=== What is required ===
Give only the number of lines in the records that include the string "Sports".

** Opening Exercise materials block **

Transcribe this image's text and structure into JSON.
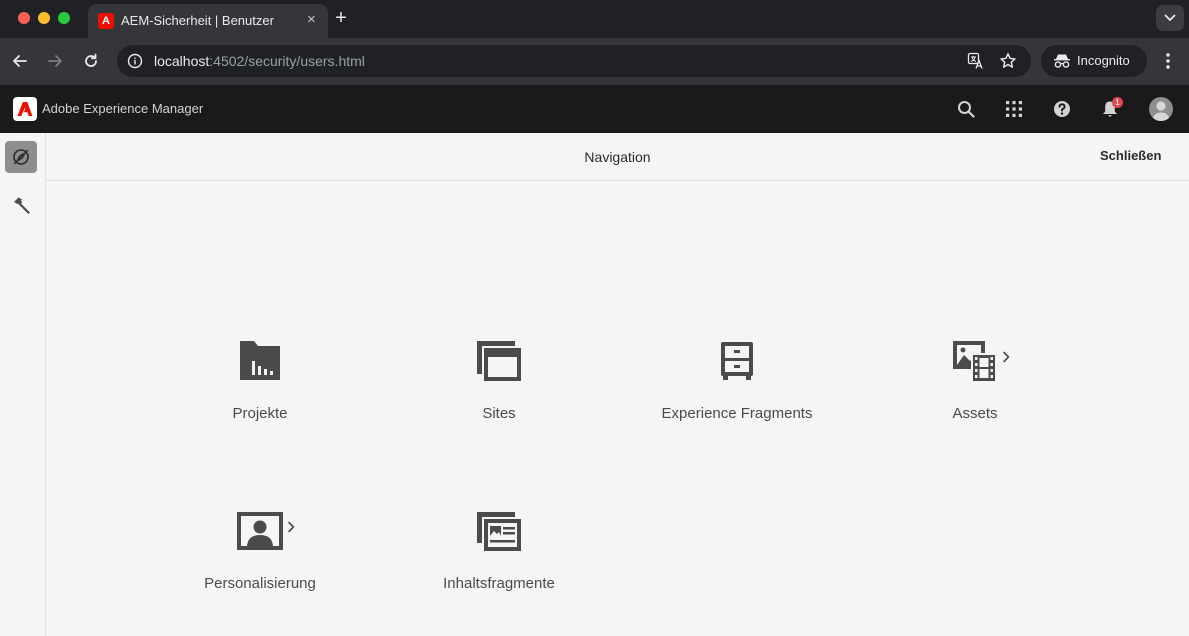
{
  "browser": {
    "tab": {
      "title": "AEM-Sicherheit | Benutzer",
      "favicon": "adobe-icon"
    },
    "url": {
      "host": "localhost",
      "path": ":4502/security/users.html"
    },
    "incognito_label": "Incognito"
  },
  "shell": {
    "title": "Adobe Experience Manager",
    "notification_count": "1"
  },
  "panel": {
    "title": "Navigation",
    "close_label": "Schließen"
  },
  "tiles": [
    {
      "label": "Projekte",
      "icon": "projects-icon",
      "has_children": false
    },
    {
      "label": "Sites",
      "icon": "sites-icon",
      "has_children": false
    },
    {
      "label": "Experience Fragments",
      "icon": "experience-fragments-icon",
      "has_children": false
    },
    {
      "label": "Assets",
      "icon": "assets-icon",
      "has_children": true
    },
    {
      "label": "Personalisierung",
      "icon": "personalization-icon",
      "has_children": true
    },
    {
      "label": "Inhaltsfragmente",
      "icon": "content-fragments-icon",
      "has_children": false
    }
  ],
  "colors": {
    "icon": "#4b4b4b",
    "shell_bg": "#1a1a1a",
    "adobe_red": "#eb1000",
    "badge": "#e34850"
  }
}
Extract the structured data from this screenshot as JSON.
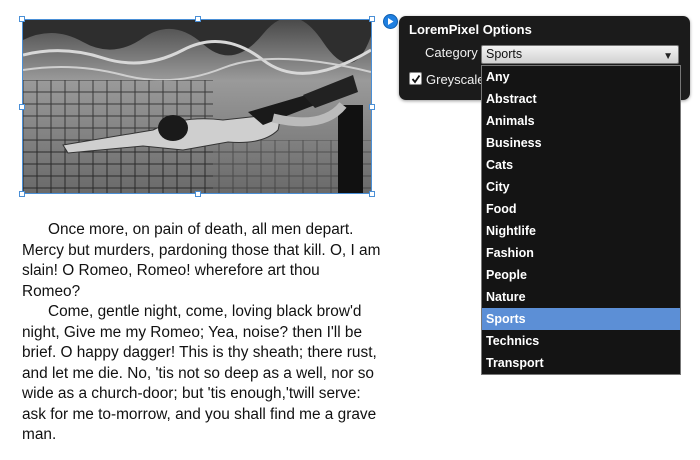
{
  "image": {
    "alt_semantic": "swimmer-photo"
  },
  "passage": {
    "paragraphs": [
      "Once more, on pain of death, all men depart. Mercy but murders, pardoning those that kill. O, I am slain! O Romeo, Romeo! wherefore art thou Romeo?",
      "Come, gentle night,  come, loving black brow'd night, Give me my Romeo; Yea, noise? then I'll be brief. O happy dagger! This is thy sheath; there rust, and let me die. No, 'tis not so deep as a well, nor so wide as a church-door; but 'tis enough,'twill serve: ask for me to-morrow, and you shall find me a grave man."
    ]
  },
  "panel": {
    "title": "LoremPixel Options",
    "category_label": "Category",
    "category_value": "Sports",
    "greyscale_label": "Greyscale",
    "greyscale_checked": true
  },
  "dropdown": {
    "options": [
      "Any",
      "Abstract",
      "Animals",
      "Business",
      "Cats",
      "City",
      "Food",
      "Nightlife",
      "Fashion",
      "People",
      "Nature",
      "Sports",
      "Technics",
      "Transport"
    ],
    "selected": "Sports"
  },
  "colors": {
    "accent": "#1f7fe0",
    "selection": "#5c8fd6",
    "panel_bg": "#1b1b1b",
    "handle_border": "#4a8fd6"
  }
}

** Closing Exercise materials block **

=== Answer for the task ===
3